I love trains. I’ve ridden Amtrak across the US. I’ve ridden France’s TGV. I’ve appreciated steam, diesel, and electric; streetcars, light rail, and freight. To that list, I can now add the LGV Perpignan–Figueres, a high-speed train the last leg of which – to Girona – was completed a little over two months ago.

interior of the LGVThe train is new. The tracks are new. The tunnels are new. The stations are new. In an earlier post, Louise indicated that the Girona LGV station – completed only a few months ago at a cost of 23 million Euros – still smelled of fresh concrete.

Last week, the LGV was “only” traveling at 200 km/h on its new tracks (it’s designed for 350) and at that speed, it was … well … uneventful. It was smoother than Amtrak at half that speed, as efficient as Martha Stewart, and quiet as a confessional on Saturday night. Which pretty well sums up European high-speed train travel.

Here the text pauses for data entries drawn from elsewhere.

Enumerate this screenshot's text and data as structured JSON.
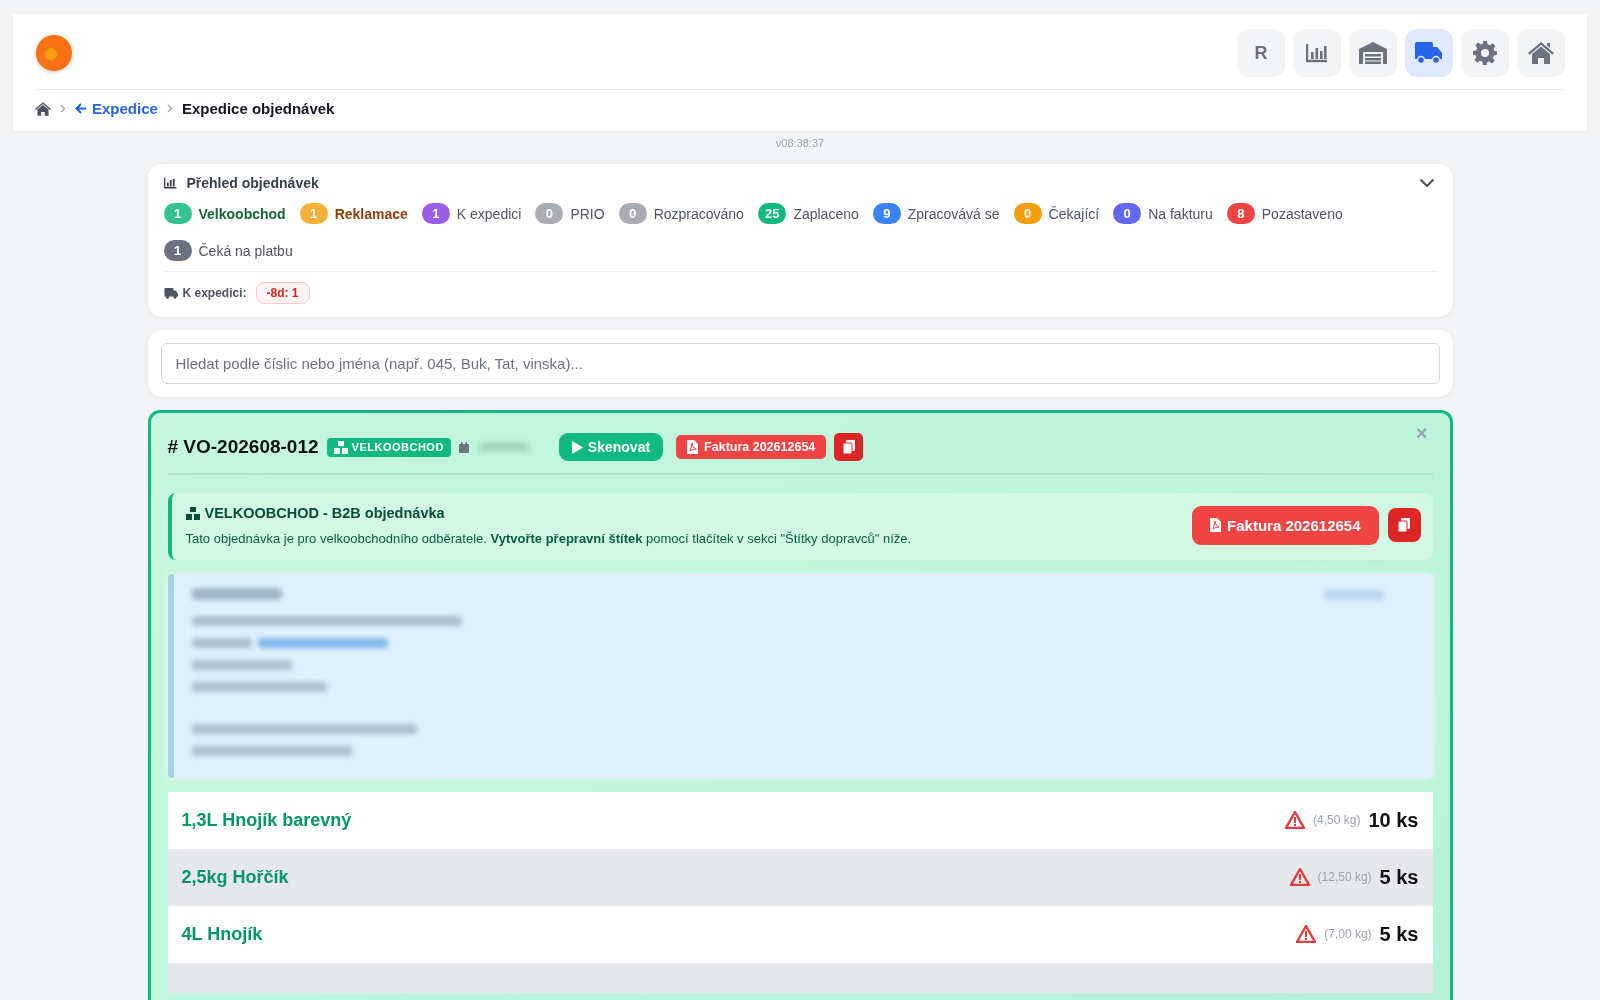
{
  "nav": [
    {
      "kind": "text",
      "label": "R",
      "selected": false
    },
    {
      "kind": "chart",
      "selected": false
    },
    {
      "kind": "warehouse",
      "selected": false
    },
    {
      "kind": "truck",
      "selected": true
    },
    {
      "kind": "gear",
      "selected": false
    },
    {
      "kind": "home",
      "selected": false
    }
  ],
  "breadcrumb": {
    "back": "Expedice",
    "current": "Expedice objednávek"
  },
  "version": "v08:38:37",
  "overview": {
    "title": "Přehled objednávek",
    "expanded": true,
    "statuses": [
      {
        "count": "1",
        "label": "Velkoobchod",
        "color": "#34c38f",
        "highlighted": true
      },
      {
        "count": "1",
        "label": "Reklamace",
        "color": "#f4b13a",
        "highlighted": true
      },
      {
        "count": "1",
        "label": "K expedici",
        "color": "#9b5de5",
        "highlighted": false
      },
      {
        "count": "0",
        "label": "PRIO",
        "color": "#a8adb5",
        "highlighted": false
      },
      {
        "count": "0",
        "label": "Rozpracováno",
        "color": "#a8adb5",
        "highlighted": false
      },
      {
        "count": "25",
        "label": "Zaplaceno",
        "color": "#10b981",
        "highlighted": false
      },
      {
        "count": "9",
        "label": "Zpracovává se",
        "color": "#3b82f6",
        "highlighted": false
      },
      {
        "count": "0",
        "label": "Čekající",
        "color": "#f59e0b",
        "highlighted": false
      },
      {
        "count": "0",
        "label": "Na fakturu",
        "color": "#6366f1",
        "highlighted": false
      },
      {
        "count": "8",
        "label": "Pozastaveno",
        "color": "#ef4444",
        "highlighted": false
      },
      {
        "count": "1",
        "label": "Čeká na platbu",
        "color": "#6b7280",
        "highlighted": false
      }
    ],
    "dispatch_label": "K expedici:",
    "dispatch_tag": "-8d: 1"
  },
  "search": {
    "placeholder": "Hledat podle číslic nebo jména (např. 045, Buk, Tat, vinska)..."
  },
  "order": {
    "number": "VO-202608-012",
    "hash": "#",
    "type_badge": "VELKOOBCHOD",
    "scan_button": "Skenovat",
    "invoice_button": "Faktura 202612654",
    "close": "×",
    "notice": {
      "title": "VELKOOBCHOD - B2B objednávka",
      "text": "Tato objednávka je pro velkoobchodního odběratele. **Vytvořte přepravní štítek** pomocí tlačítek v sekci \"Štítky dopravců\" níže.",
      "invoice_button": "Faktura 202612654"
    },
    "items": [
      {
        "name": "1,3L Hnojík barevný",
        "warning": true,
        "weight": "(4,50 kg)",
        "quantity": "10 ks"
      },
      {
        "name": "2,5kg Hořčík",
        "warning": true,
        "weight": "(12,50 kg)",
        "quantity": "5 ks"
      },
      {
        "name": "4L Hnojík",
        "warning": true,
        "weight": "(7,00 kg)",
        "quantity": "5 ks"
      }
    ]
  }
}
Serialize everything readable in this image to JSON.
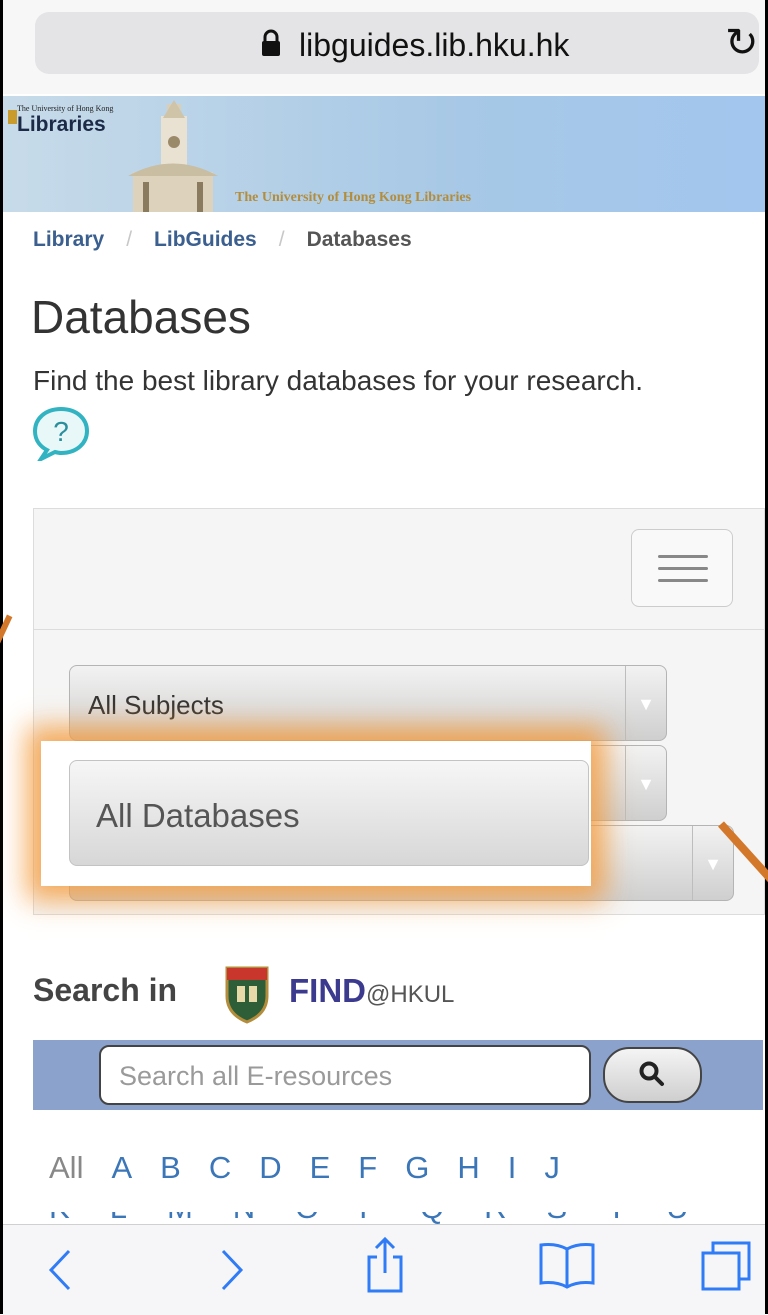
{
  "browser": {
    "url": "libguides.lib.hku.hk"
  },
  "banner": {
    "university_small": "The University of Hong Kong",
    "libraries": "Libraries",
    "tagline": "The University of Hong Kong Libraries"
  },
  "breadcrumb": {
    "items": [
      "Library",
      "LibGuides",
      "Databases"
    ],
    "separator": "/"
  },
  "page": {
    "title": "Databases",
    "subtitle": "Find the best library databases for your research."
  },
  "filters": {
    "subjects_value": "All Subjects",
    "databases_value": "All Databases"
  },
  "search_in": {
    "label": "Search in",
    "brand": "FIND",
    "brand_suffix": "@HKUL"
  },
  "search": {
    "placeholder": "Search all E-resources"
  },
  "az": {
    "row1": [
      "All",
      "A",
      "B",
      "C",
      "D",
      "E",
      "F",
      "G",
      "H",
      "I",
      "J"
    ],
    "row2": [
      "K",
      "L",
      "M",
      "N",
      "O",
      "P",
      "Q",
      "R",
      "S",
      "T",
      "U"
    ]
  },
  "colors": {
    "link": "#3b5f8f",
    "highlight": "#f59b3c",
    "search_bar": "#8aa2cc"
  },
  "icons": [
    "lock-icon",
    "reload-icon",
    "help-icon",
    "menu-icon",
    "chevron-down-icon",
    "search-icon",
    "back-icon",
    "forward-icon",
    "share-icon",
    "bookmarks-icon",
    "tabs-icon"
  ]
}
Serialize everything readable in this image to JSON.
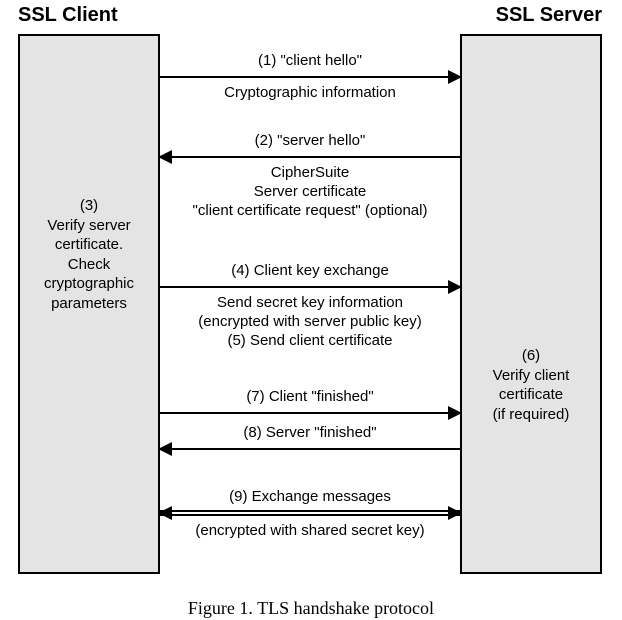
{
  "headers": {
    "client": "SSL Client",
    "server": "SSL Server"
  },
  "client_note": "(3)\nVerify server certificate.\nCheck cryptographic parameters",
  "server_note": "(6)\nVerify client certificate\n(if required)",
  "msgs": {
    "m1_label": "(1) \"client hello\"",
    "m1_sub": "Cryptographic information",
    "m2_label": "(2) \"server hello\"",
    "m2_sub": "CipherSuite\nServer certificate\n\"client certificate request\" (optional)",
    "m4_label": "(4) Client key exchange",
    "m4_sub": "Send secret key information\n(encrypted with server public key)\n(5) Send client certificate",
    "m7_label": "(7) Client \"finished\"",
    "m8_label": "(8) Server \"finished\"",
    "m9_label": "(9) Exchange messages",
    "m9_sub": "(encrypted with shared secret key)"
  },
  "caption": "Figure 1. TLS handshake protocol"
}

In Barcelona, the train station is blooming with posters advertising downtown Paris in a little over five hours. A Parisian weekend! Oh sure, we could fly — and do the airport thing, and sit in a seat built for Danny DeVito, and take cabs to and from the city, and arrive downtown in about, well, five hours. But me, I’d rather look out a big window, watch the European countryside, and maybe bring a little Grey Poupon to spread on my toast points. On a train, nobody cares if you pack a six-ounce jar.